Throttle harder to move through the detent

100 hours on the SR20 in the last couple of months and while the autopilot STILL isn’t fixed (been replaced twice) and now the transponder is acting up (I guess no surprise huh?), the throttle is starting to be difficult to move through the detent. Anyone else had this problem? Our service center says they hadn’t and will call Cirrus, but I thought I’d ask here to see what you may have done. No major complaints though, the plane is great!

Thanks!

Derek

Absolutely the same on our SR20. After hitting the 100 hour mark (about 3 months ago) the detent became much more noticable, however so far we didn’t find it disturbing yet. BTW, we also have an autopilot problem (the aileron oscillation one) and the aircraft is at the shop right now for the annual and I hope they got it fixed.
Interesting how similar our aircraft are!

Best regards,
Philipp

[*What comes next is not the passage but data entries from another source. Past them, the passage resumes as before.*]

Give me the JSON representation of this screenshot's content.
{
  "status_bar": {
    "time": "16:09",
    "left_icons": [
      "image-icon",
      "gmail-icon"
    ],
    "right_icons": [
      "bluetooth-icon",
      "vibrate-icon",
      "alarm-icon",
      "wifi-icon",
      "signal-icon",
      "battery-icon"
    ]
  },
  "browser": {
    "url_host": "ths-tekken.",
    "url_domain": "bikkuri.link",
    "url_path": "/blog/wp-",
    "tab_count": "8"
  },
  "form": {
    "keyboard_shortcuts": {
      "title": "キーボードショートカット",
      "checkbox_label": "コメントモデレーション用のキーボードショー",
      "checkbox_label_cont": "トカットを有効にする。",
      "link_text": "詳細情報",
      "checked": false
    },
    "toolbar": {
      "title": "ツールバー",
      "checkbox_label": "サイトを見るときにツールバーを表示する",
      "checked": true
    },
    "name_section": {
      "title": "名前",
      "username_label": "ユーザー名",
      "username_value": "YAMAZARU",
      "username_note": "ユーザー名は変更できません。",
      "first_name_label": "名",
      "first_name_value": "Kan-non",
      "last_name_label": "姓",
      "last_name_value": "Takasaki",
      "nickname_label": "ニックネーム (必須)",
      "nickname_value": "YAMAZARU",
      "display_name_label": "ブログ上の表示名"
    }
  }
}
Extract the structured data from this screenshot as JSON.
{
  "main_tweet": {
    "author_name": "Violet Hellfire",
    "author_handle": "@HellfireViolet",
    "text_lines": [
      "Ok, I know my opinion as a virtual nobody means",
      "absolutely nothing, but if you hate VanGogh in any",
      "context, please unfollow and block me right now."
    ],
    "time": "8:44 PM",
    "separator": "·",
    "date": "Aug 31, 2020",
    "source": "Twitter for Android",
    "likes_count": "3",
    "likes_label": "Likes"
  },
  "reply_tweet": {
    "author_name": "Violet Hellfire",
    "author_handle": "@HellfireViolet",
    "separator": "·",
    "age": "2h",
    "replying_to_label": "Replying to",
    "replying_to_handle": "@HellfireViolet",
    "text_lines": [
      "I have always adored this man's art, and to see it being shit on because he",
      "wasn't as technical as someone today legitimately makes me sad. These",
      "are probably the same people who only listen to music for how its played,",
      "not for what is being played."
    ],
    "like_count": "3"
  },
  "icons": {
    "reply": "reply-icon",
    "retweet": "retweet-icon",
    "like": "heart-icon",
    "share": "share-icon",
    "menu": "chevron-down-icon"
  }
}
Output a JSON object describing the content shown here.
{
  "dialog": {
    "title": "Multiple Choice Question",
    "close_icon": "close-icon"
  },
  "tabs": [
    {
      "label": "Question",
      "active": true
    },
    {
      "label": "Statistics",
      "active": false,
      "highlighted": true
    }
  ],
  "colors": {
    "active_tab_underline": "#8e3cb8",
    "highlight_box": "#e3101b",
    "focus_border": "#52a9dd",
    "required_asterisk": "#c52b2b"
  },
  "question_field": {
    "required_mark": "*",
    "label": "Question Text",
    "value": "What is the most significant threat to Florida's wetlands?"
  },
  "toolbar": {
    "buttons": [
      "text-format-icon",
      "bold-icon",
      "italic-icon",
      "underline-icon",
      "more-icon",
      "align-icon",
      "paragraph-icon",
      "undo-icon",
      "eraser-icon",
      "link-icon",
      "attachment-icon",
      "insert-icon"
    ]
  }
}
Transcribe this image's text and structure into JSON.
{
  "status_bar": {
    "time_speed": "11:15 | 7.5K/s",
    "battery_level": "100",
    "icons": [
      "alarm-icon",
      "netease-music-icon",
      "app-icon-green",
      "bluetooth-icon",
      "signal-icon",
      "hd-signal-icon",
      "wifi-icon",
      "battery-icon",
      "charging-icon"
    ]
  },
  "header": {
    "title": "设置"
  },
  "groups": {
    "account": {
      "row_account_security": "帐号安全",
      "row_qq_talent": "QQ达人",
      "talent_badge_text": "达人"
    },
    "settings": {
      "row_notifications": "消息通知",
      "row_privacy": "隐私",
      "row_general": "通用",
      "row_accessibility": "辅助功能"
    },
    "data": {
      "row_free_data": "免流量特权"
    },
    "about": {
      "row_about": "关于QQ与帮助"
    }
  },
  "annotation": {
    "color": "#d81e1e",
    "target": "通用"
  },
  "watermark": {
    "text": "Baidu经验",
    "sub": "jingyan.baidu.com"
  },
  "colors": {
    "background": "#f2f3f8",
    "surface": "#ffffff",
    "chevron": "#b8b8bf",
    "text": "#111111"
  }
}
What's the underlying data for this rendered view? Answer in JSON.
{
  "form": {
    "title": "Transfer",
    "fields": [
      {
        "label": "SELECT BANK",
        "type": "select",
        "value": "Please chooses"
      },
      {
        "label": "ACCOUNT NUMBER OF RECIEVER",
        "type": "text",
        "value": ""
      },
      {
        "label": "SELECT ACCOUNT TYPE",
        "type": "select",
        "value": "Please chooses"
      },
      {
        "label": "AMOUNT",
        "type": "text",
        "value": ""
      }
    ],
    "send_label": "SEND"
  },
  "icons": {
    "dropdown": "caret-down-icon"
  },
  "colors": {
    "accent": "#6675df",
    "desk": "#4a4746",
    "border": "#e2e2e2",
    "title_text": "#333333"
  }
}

We exactly the same problem at about 75 hours. The first thing we tried was lubricating the throttle cable and that fixed the problem temporarily. The final fix was the replacement of the throttle cable. It was suspected that the original cable was somehow bent during installation. It works fine now, but the detent is is still noticeable when you pass it.

Mr. Rowan
The problem with the throttle detent becoming harder is that the cable that runs through the tube gets gummed up and needs to be pulled and cleaned. If you get a chance, spray some silicone spray on the cable and work the throttle a bit untill it works free. This seems to work pretty good for us at the shop.

jim

N84MR had the sticky-detent problem fixed at around 150 hours. Cirrus unhesitatingly provided a new throttle cam mechanism, and my Authorised Service Center installed it… then reported that it didn’t seem to make a lot of difference. Lubing the throttle cable did. All I know is that after I got it back, the throttle was silky smooth.

Now, at 391 hours, the callouses are just beginning to wear off the palm of my right hand… and the problem has returned. I think that this time, we’ll lube the throttle cable first…

In other N84MR news, landing light #3 just expired after over 355 hours of faithful service. I think I’ll have it embalmed.

Mike.

Wacky! Sounds like a possible design issue.

SR22 #41 960cm 125 hrs. I had to replace the entire throttle linkage because of the detent. It works great now but my technicians said the problem was with Cirrus’s design and will need to be changed. He also said that the condition can be dangerous( no control of mp or rpm). I suggest if any body has this problem they fix it!!

I suggest they redesign with SEPARATE throttle and prop levers. Is the single lever with its complicated linkage and lack of flexibility really a cockpit workload reducer. I never found separate controls very difficult

I’ve had my throttle lever and prop linkage replaced twice - first at 75 hrs, second at around 275 hrs. I just went over 400 hrs recently and I can feel it “sticking” at the detent again.
In my case, the problem has been with the bearing mechanism that rides inside the track on the lower portion of the throttle lever. I’m not sure what the casing material of the bearing is made of (plastic or silicone?) but it essentially wears out, or as my A&P put it, it disintegrates. When the bearing wears out, the throttle/prop lever binds. In my case, the throttle control cable was fine (ie no binding) though the first time it happened Cirrus had us replace the prop controller cable. We didn’t bother the second time because it was obvious that the bearing had disintegrated again.
Cirrus is well aware that there’s an issue to address here. My first discussions with Mike Busch on the problem were over a year ago.

n520mz writes:
I suggest a redesign to SEPARATE prop and throttle levers…

Why would you want to go back to separate prop and throttle controls? I think this is one of those items that continues to move GA technology forward, which hasn’t happened in GA in 50 years until Cirrus. I can’t wait til FADEC is well accepted. No more Mixture too, just a single lever. Fuel efficiency and great performance. That’s cool…

Chris

Fadec is a technological leap forward. Electronic control of prop pitch would be a technological leap forward. Fly by wire would be a technological leap forward. Pushing a lever that mechanically opens the throttle for part of its travel then mechanically adjusts the prop pitch for the next part is about as technologically advanced as the choke control on your average lawnmower.

Plus from the above posts, the Rube Goldberg mechanism Cirrus designed doesn’t work too well.

mdz

Snicker. Now that you mention it, the whole plane is kinda like a riding lawnmower. A spinning blade, an aircooled engine, fiberglass body. Better avionics than the average Lawnboy, though.

For a different perspective on technology and people, read “Zen and the Art of Motorcycle Maintenance” by Pirsig. He has an interesting perspective on the question “Why does my brand new high-tech machine need ‘kluges’”.

-Mike